For the next six years, Kathy constantly worked with the organization to help not only herself, but a multitude of other people who were suffering from the disease as well. In 2004, Kathy established the Multiple Myeloma Research Consortium to promote the collaboration between various cancer centers, and to start a central tissue bank for patients that could be used for further research and encourage a wider engagement between these cancer centers in clinical trials.
Everything started to move forward again, and in spite of her condition, Kathy kept on pushing forward, determined to never let the disease defeat her. However, in 1995, Kathy soon realized that her health was deteriorating. Her busyness from work had caused her body to wear down, and she really needed to take time off her work with the organization to recuperate. After going for tests, she was shocked to see that the damage was more than she thought, and had to completely let go of her work for that time to undergo treatment.

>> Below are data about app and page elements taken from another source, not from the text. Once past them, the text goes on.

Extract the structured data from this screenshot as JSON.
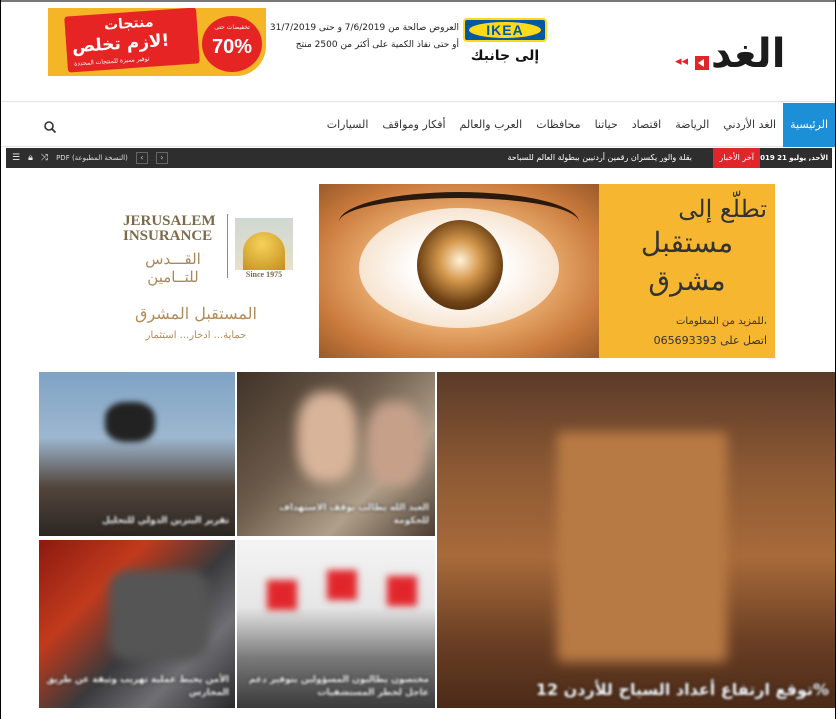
{
  "header": {
    "logo_text": "الغد",
    "promo": {
      "title": "منتجات",
      "headline": "لازم تخلص!",
      "subline": "توفير مميزة للمنتجات المحددة",
      "discount": "70%",
      "discount_label": "تخفيضات حتى",
      "colors": {
        "yellow": "#f4b526",
        "red": "#e62424"
      }
    },
    "ikea": {
      "line1": "العروض صالحة من 7/6/2019 و حتى 31/7/2019",
      "line2": "أو حتى نفاذ الكمية على أكثر من 2500 منتج",
      "logo": "IKEA",
      "tagline": "إلى جانبك"
    }
  },
  "nav": {
    "items": [
      "الرئيسية",
      "الغد الأردني",
      "الرياضة",
      "اقتصاد",
      "حياتنا",
      "محافظات",
      "العرب والعالم",
      "أفكار ومواقف",
      "السيارات"
    ],
    "active_index": 0,
    "accent": "#1d8fd6",
    "search_icon": "search-icon"
  },
  "ticker": {
    "date": "الأحد, يوليو 21 2019",
    "label": "آخر الأخبار",
    "headline": "بقلة والور يكسران رقمين أردنيين ببطولة العالم للسباحة",
    "pdf_label": "PDF (النسخة المطبوعة)",
    "icons": [
      "menu-icon",
      "lock-icon",
      "shuffle-icon",
      "pdf-icon",
      "prev-icon",
      "next-icon"
    ]
  },
  "ad": {
    "insurance_en_1": "JERUSALEM",
    "insurance_en_2": "INSURANCE",
    "insurance_ar": "القـــدس للتــامين",
    "since": "Since 1975",
    "slogan": "المستقبل المشرق",
    "sub_slogan": "حماية... ادخار... استثمار",
    "yellow_1": "تطلّع إلى",
    "yellow_2": "مستقبل",
    "yellow_3": "مشرق",
    "info": "للمزيد من المعلومات،",
    "phone": "اتصل على 065693393"
  },
  "grid": {
    "tiles": [
      {
        "caption": "تقرير البنزين الدولي للتحليل"
      },
      {
        "caption": "العبد الله يطالب بوقف الاستهداف للحكومة"
      },
      {
        "caption": "توقع ارتفاع أعداد السياح للأردن 12%"
      },
      {
        "caption": "الأمن يحبط عملية تهريب وثيقة عن طريق المحارس"
      },
      {
        "caption": "مختصون يطالبون المسؤولين بتوفير دعم عاجل لخطر المستشفيات"
      }
    ]
  }
}
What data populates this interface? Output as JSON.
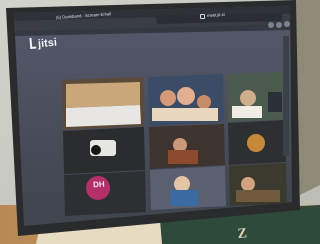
{
  "browser": {
    "tab_title": "(5) Dansband - Scream Email",
    "url": "meet.jit.si"
  },
  "app": {
    "brand": "jitsi"
  },
  "tiles": [
    {
      "name": "tile-room-view"
    },
    {
      "name": "tile-group-kids"
    },
    {
      "name": "tile-participant-3"
    },
    {
      "name": "tile-camera-off"
    },
    {
      "name": "tile-participant-5"
    },
    {
      "name": "tile-avatar-gold"
    },
    {
      "name": "tile-initials-dh",
      "initials": "DH"
    },
    {
      "name": "tile-participant-8"
    },
    {
      "name": "tile-participant-9"
    }
  ],
  "colors": {
    "background_wall": "#c7c9bf",
    "tablet_bezel": "#2a2b2c",
    "jitsi_bg": "#4b5058",
    "avatar_pink": "#b4306b",
    "avatar_gold": "#c48a3a",
    "book_cover": "#2e4a3a"
  },
  "icons": [
    "lock-icon",
    "jitsi-logo-icon",
    "video-icon",
    "settings-icon",
    "share-icon"
  ]
}
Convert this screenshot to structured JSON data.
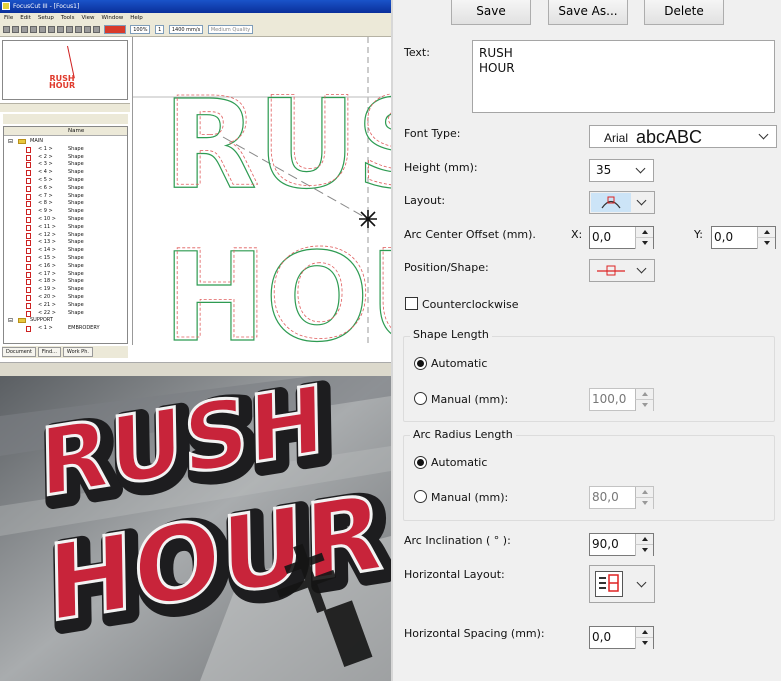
{
  "app": {
    "title": "FocusCut III - [Focus1]",
    "menu": [
      "File",
      "Edit",
      "Setup",
      "Tools",
      "View",
      "Window",
      "Help"
    ],
    "toolbar": {
      "zoom": "100%",
      "layer": "1",
      "speed": "1400 mm/s",
      "quality": "Medium Quality"
    },
    "preview_text": "RUSH\nHOUR",
    "tree": {
      "column_header": "Name",
      "groups": [
        {
          "label": "MAIN",
          "items": [
            {
              "id": "< 1 >",
              "type": "Shape"
            },
            {
              "id": "< 2 >",
              "type": "Shape"
            },
            {
              "id": "< 3 >",
              "type": "Shape"
            },
            {
              "id": "< 4 >",
              "type": "Shape"
            },
            {
              "id": "< 5 >",
              "type": "Shape"
            },
            {
              "id": "< 6 >",
              "type": "Shape"
            },
            {
              "id": "< 7 >",
              "type": "Shape"
            },
            {
              "id": "< 8 >",
              "type": "Shape"
            },
            {
              "id": "< 9 >",
              "type": "Shape"
            },
            {
              "id": "< 10 >",
              "type": "Shape"
            },
            {
              "id": "< 11 >",
              "type": "Shape"
            },
            {
              "id": "< 12 >",
              "type": "Shape"
            },
            {
              "id": "< 13 >",
              "type": "Shape"
            },
            {
              "id": "< 14 >",
              "type": "Shape"
            },
            {
              "id": "< 15 >",
              "type": "Shape"
            },
            {
              "id": "< 16 >",
              "type": "Shape"
            },
            {
              "id": "< 17 >",
              "type": "Shape"
            },
            {
              "id": "< 18 >",
              "type": "Shape"
            },
            {
              "id": "< 19 >",
              "type": "Shape"
            },
            {
              "id": "< 20 >",
              "type": "Shape"
            },
            {
              "id": "< 21 >",
              "type": "Shape"
            },
            {
              "id": "< 22 >",
              "type": "Shape"
            }
          ]
        },
        {
          "label": "SUPPORT",
          "items": [
            {
              "id": "< 1 >",
              "type": "EMBRODERY"
            }
          ]
        }
      ]
    },
    "tabs": [
      "Document",
      "Find...",
      "Work Ph."
    ],
    "canvas_text": [
      "RUS",
      "HOU"
    ],
    "photo_text": [
      "RUSH",
      "HOUR"
    ]
  },
  "dialog": {
    "buttons": {
      "save": "Save",
      "save_as": "Save As...",
      "delete": "Delete"
    },
    "text_label": "Text:",
    "text_value": "RUSH\nHOUR",
    "font_type": {
      "label": "Font Type:",
      "font": "Arial",
      "sample": "abcABC"
    },
    "height": {
      "label": "Height (mm):",
      "value": "35"
    },
    "layout_label": "Layout:",
    "arc_center": {
      "label": "Arc Center Offset (mm).",
      "x_label": "X:",
      "x_value": "0,0",
      "y_label": "Y:",
      "y_value": "0,0"
    },
    "position_shape_label": "Position/Shape:",
    "ccw_label": "Counterclockwise",
    "shape_length": {
      "title": "Shape Length",
      "automatic": "Automatic",
      "manual": "Manual (mm):",
      "manual_value": "100,0"
    },
    "arc_radius": {
      "title": "Arc Radius Length",
      "automatic": "Automatic",
      "manual": "Manual (mm):",
      "manual_value": "80,0"
    },
    "arc_inclination": {
      "label": "Arc Inclination ( ° ):",
      "value": "90,0"
    },
    "horizontal_layout_label": "Horizontal Layout:",
    "horizontal_spacing": {
      "label": "Horizontal Spacing (mm):",
      "value": "0,0"
    }
  },
  "colors": {
    "accent": "#e03a2c",
    "outline_green": "#2e9b52",
    "title_blue": "#0a3bb0",
    "patch_red": "#c8243a"
  }
}
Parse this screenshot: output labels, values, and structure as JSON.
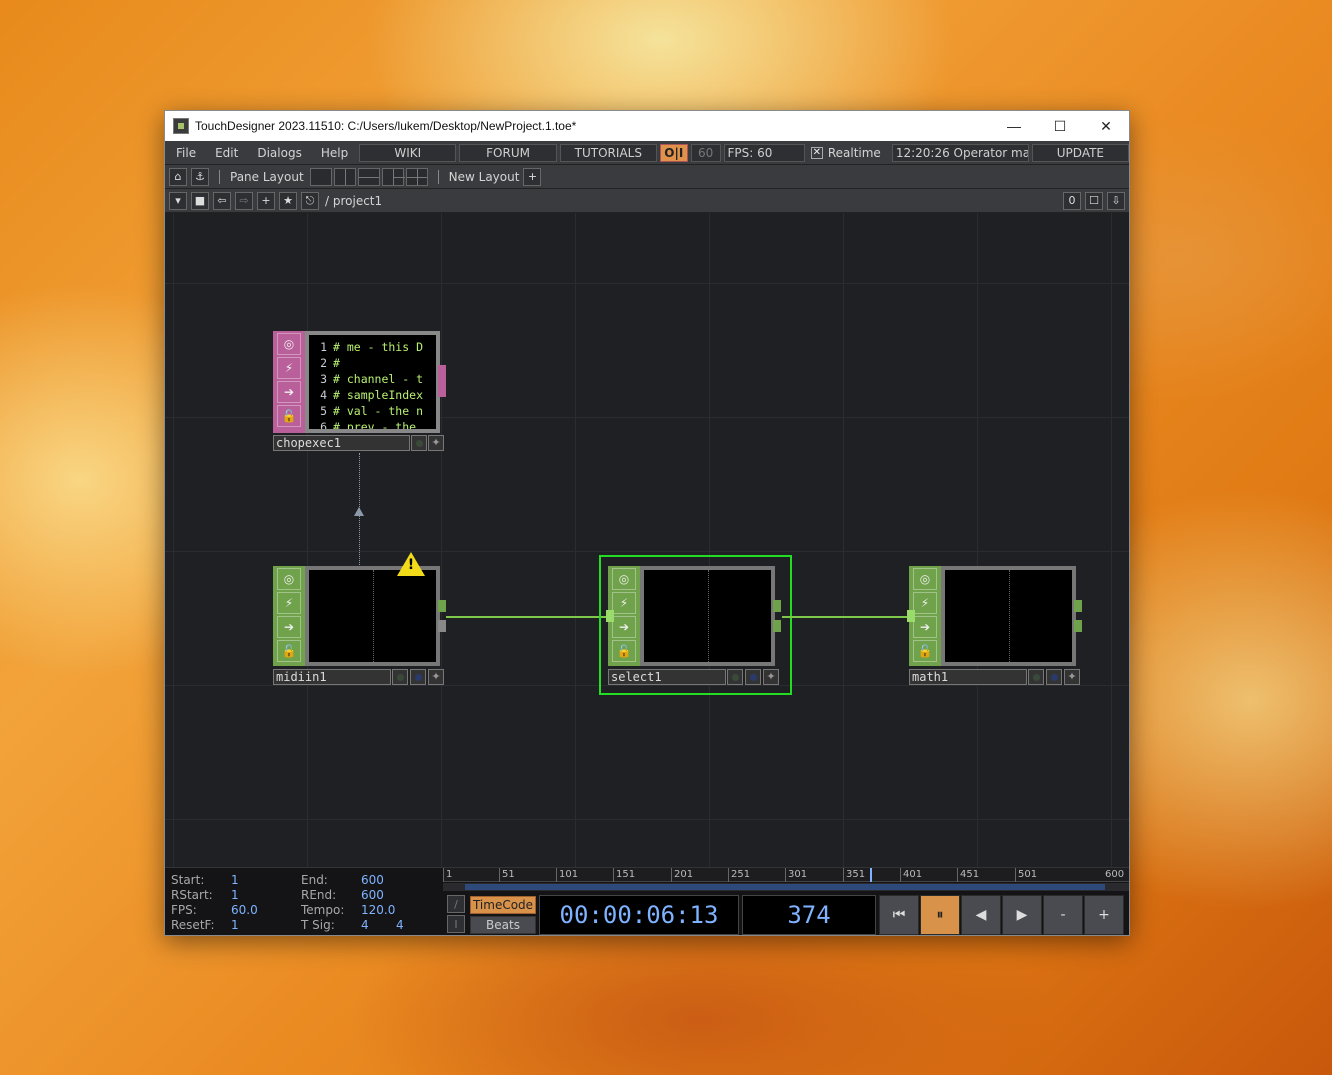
{
  "window": {
    "title": "TouchDesigner 2023.11510: C:/Users/lukem/Desktop/NewProject.1.toe*",
    "minimize": "—",
    "maximize": "☐",
    "close": "✕"
  },
  "menu": {
    "items": [
      "File",
      "Edit",
      "Dialogs",
      "Help"
    ],
    "wiki": "WIKI",
    "forum": "FORUM",
    "tutorials": "TUTORIALS",
    "oi": "O|I",
    "fps_limit": "60",
    "fps_label": "FPS:  60",
    "realtime_check": "✕",
    "realtime": "Realtime",
    "status": "12:20:26 Operator ma",
    "update": "UPDATE"
  },
  "toolbar": {
    "pane_layout": "Pane Layout",
    "new_layout": "New Layout",
    "add": "+"
  },
  "pathbar": {
    "path": "/ project1",
    "zero": "0"
  },
  "nodes": {
    "chopexec": {
      "label": "chopexec1",
      "code": [
        {
          "n": "1",
          "t": "# me - this D"
        },
        {
          "n": "2",
          "t": "#"
        },
        {
          "n": "3",
          "t": "# channel - t"
        },
        {
          "n": "4",
          "t": "# sampleIndex"
        },
        {
          "n": "5",
          "t": "# val - the n"
        },
        {
          "n": "6",
          "t": "# prev - the "
        }
      ]
    },
    "midiin": {
      "label": "midiin1",
      "warning": "!"
    },
    "select": {
      "label": "select1"
    },
    "math": {
      "label": "math1"
    }
  },
  "timeline": {
    "start_label": "Start:",
    "start": "1",
    "rstart_label": "RStart:",
    "rstart": "1",
    "fps_label": "FPS:",
    "fps": "60.0",
    "resetf_label": "ResetF:",
    "resetf": "1",
    "end_label": "End:",
    "end": "600",
    "rend_label": "REnd:",
    "rend": "600",
    "tempo_label": "Tempo:",
    "tempo": "120.0",
    "tsig_label": "T Sig:",
    "tsig_a": "4",
    "tsig_b": "4",
    "ticks": [
      "1",
      "51",
      "101",
      "151",
      "201",
      "251",
      "301",
      "351",
      "401",
      "451",
      "501",
      "600"
    ],
    "current_frame_fraction": 0.623,
    "timecode_btn": "TimeCode",
    "beats_btn": "Beats",
    "slash": "/",
    "bar": "I",
    "timecode": "00:00:06:13",
    "frame": "374",
    "transport": {
      "rewind": "⏮",
      "pause": "⏸",
      "back": "◀",
      "forward": "▶",
      "minus": "-",
      "plus": "+"
    }
  },
  "colors": {
    "chop_green": "#6fa24a",
    "dat_purple": "#b9609b",
    "selected": "#22dd22",
    "wire": "#7dc84a"
  }
}
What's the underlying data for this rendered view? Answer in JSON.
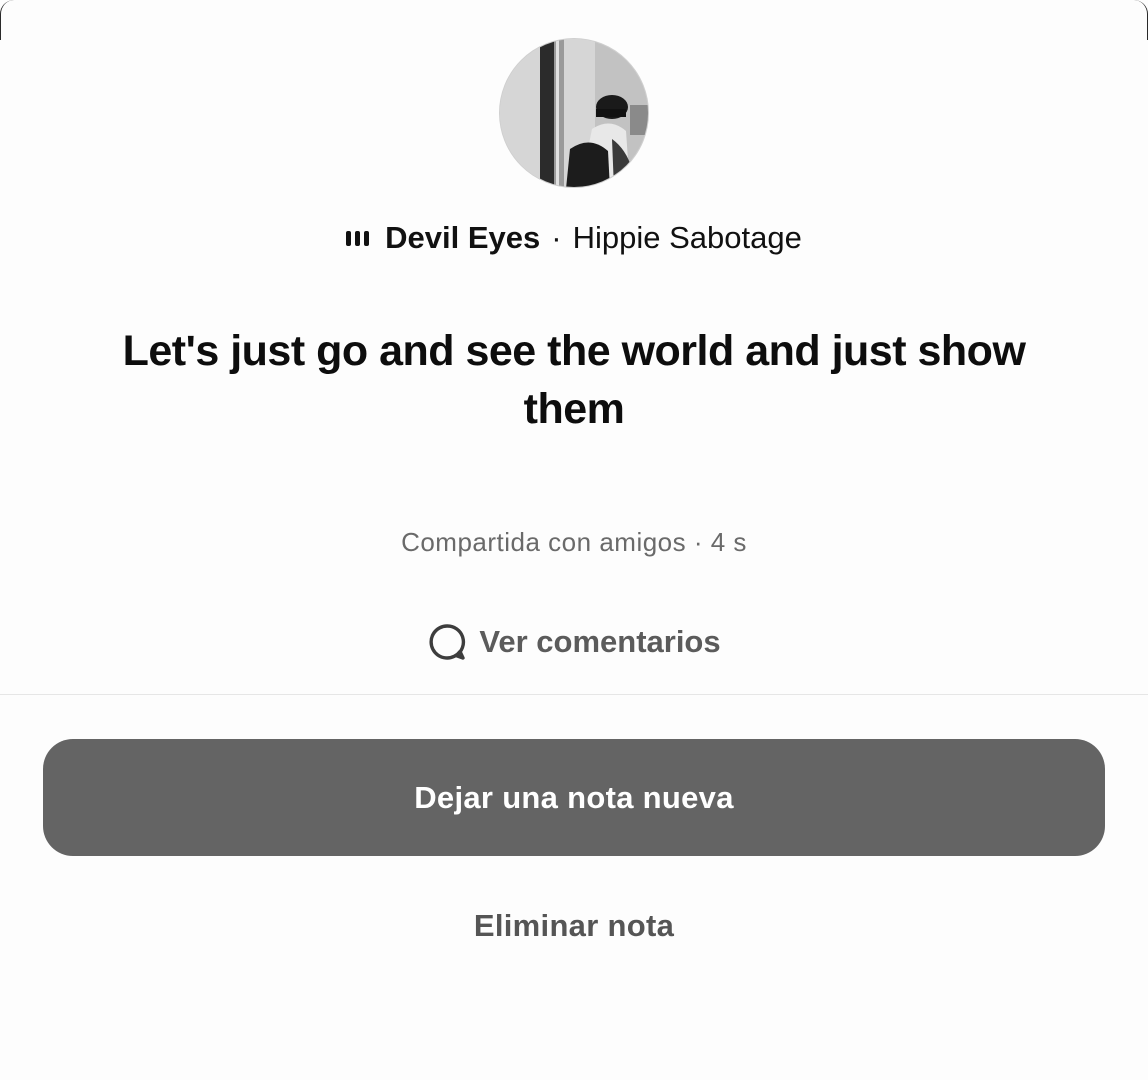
{
  "note": {
    "avatar_alt": "profile-photo",
    "song_title": "Devil Eyes",
    "separator": "·",
    "artist": "Hippie Sabotage",
    "text": "Let's just go and see the world and just show them",
    "meta": "Compartida con amigos · 4 s"
  },
  "actions": {
    "comments_label": "Ver comentarios",
    "new_note_label": "Dejar una nota nueva",
    "delete_label": "Eliminar nota"
  },
  "colors": {
    "primary_button": "#646464",
    "text_primary": "#0d0d0d",
    "text_secondary": "#6a6a6a",
    "background": "#fdfdfd"
  },
  "icons": {
    "music": "audio-bars-icon",
    "comments": "speech-bubble-icon"
  }
}
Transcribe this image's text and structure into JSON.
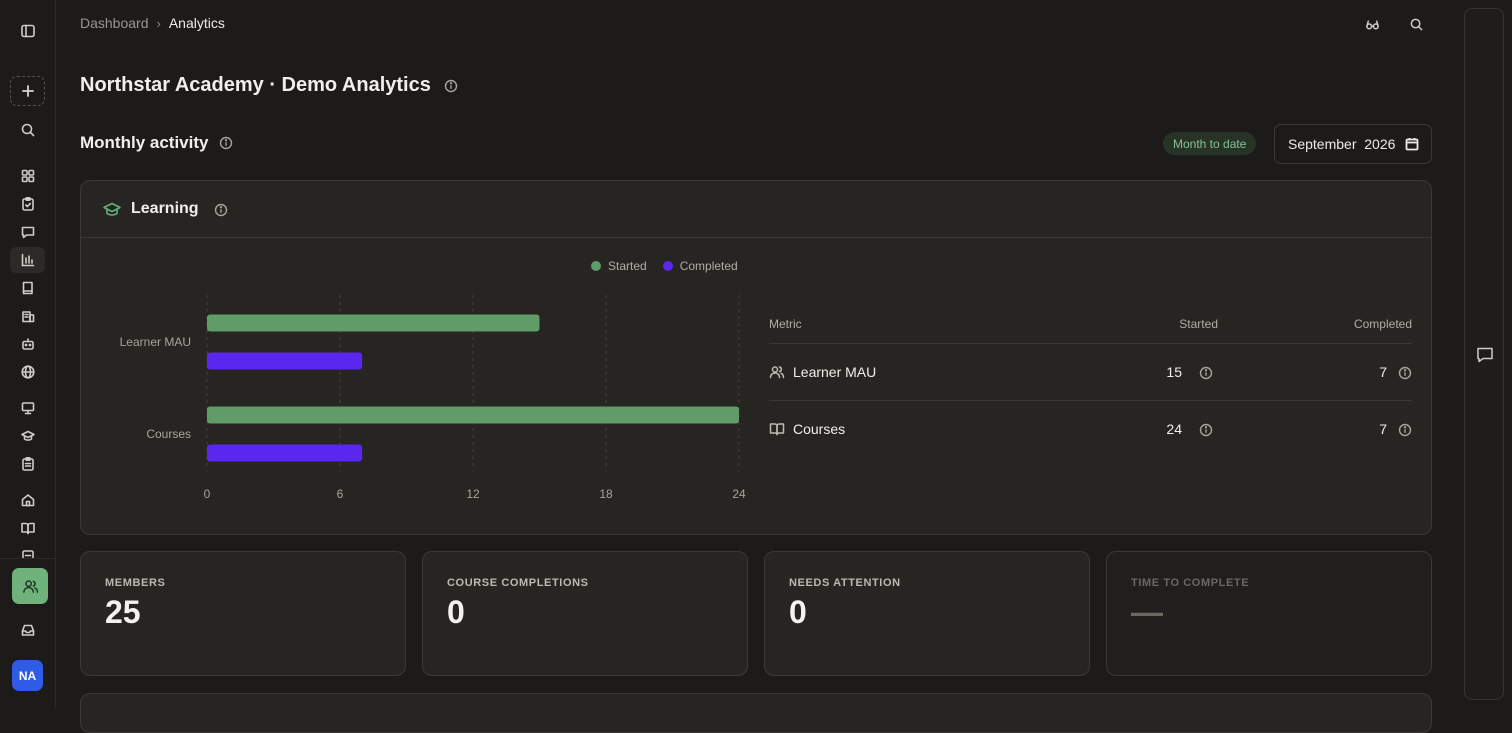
{
  "breadcrumb": {
    "parent": "Dashboard",
    "separator": "›",
    "current": "Analytics"
  },
  "page": {
    "title": "Northstar Academy · Demo Analytics"
  },
  "section": {
    "title": "Monthly activity",
    "badge": "Month to date",
    "month_value": "September  2026"
  },
  "learning_card": {
    "title": "Learning",
    "legend": [
      {
        "label": "Started",
        "color": "#5f9c68"
      },
      {
        "label": "Completed",
        "color": "#5a27f0"
      }
    ],
    "table": {
      "headers": {
        "metric": "Metric",
        "started": "Started",
        "completed": "Completed"
      },
      "rows": [
        {
          "icon": "users-icon",
          "label": "Learner MAU",
          "started": "15",
          "completed": "7"
        },
        {
          "icon": "book-open-icon",
          "label": "Courses",
          "started": "24",
          "completed": "7"
        }
      ]
    }
  },
  "chart_data": {
    "type": "bar",
    "orientation": "horizontal",
    "categories": [
      "Learner MAU",
      "Courses"
    ],
    "series": [
      {
        "name": "Started",
        "values": [
          15,
          24
        ],
        "color": "#5f9c68"
      },
      {
        "name": "Completed",
        "values": [
          7,
          7
        ],
        "color": "#5a27f0"
      }
    ],
    "xlim": [
      0,
      24
    ],
    "xticks": [
      "0",
      "6",
      "12",
      "18",
      "24"
    ],
    "legend": "top",
    "grid": "vertical dashed"
  },
  "stats": [
    {
      "label": "MEMBERS",
      "value": "25",
      "muted": false
    },
    {
      "label": "COURSE COMPLETIONS",
      "value": "0",
      "muted": false
    },
    {
      "label": "NEEDS ATTENTION",
      "value": "0",
      "muted": false
    },
    {
      "label": "TIME TO COMPLETE",
      "value": "—",
      "muted": true
    }
  ],
  "user": {
    "initials": "NA"
  },
  "colors": {
    "accent_green": "#6fb27c",
    "avatar_blue": "#2f5be6",
    "started": "#5f9c68",
    "completed": "#5a27f0"
  }
}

Kathy Giusti, a Role Model for Cancer Patients
Kathy underwent a stem cell transplant at the Dana-Farber Cancer Institute, with her twin sister Karen donating the cells that was needed. The operation was a success, but Karen was a sorry sight, weighing only ninety pounds and had to be assisted to walk. This brought intense joy to her family however, knowing that Kathy survived the ordeal and was coming home to them. And although it took a few months for Kathy to recover, she never got discouraged, taking her time in getting stronger day by day.
Upon her return to working with the organization, Kathy was more determined as ever. She helped grow the MMRF by approaching numerous clinics and hospitals to participate in the research and clinical trials. As of currently, the organization has raised over two hundred million dollars and has a network of sixteen clinics and hospitals that are working together to help numerous cancer patients in fighting cancer by providing them with treatment and medicine.
Kathy once thought that she would never live to more than a few years, but now, over ten years after her ordeal, she remains strong and devoted to helping people who are going through the same thing that she is, more faithful than ever that if she could make it, so could they.
Organizations and Programmes Supported
- MMRF (Multiple Myeloma Research Foundation)
- National Cancer Institute
- MMGI (Multiple Myeloma Genomics Initiative)
- MMPI (Multiple Myeloma Personalized Medicine Initiative)
- Multiple Myeloma Research Consortium
Awards and Achievements
- 1998: Received the Woman of the Year Award from the Healthcare Businesswomen’s Association
- 2006: Received the Partners in Progress Award from the American Society of Clinical Oncology
- 2009: Received the Harvard Business School Award
- 2009: Awarded the Centennial Medal for Distinguished Public Service by the American Association for Cancer Research
- 2011: Included in the World’s 100 Most Influential People by TIME Magazine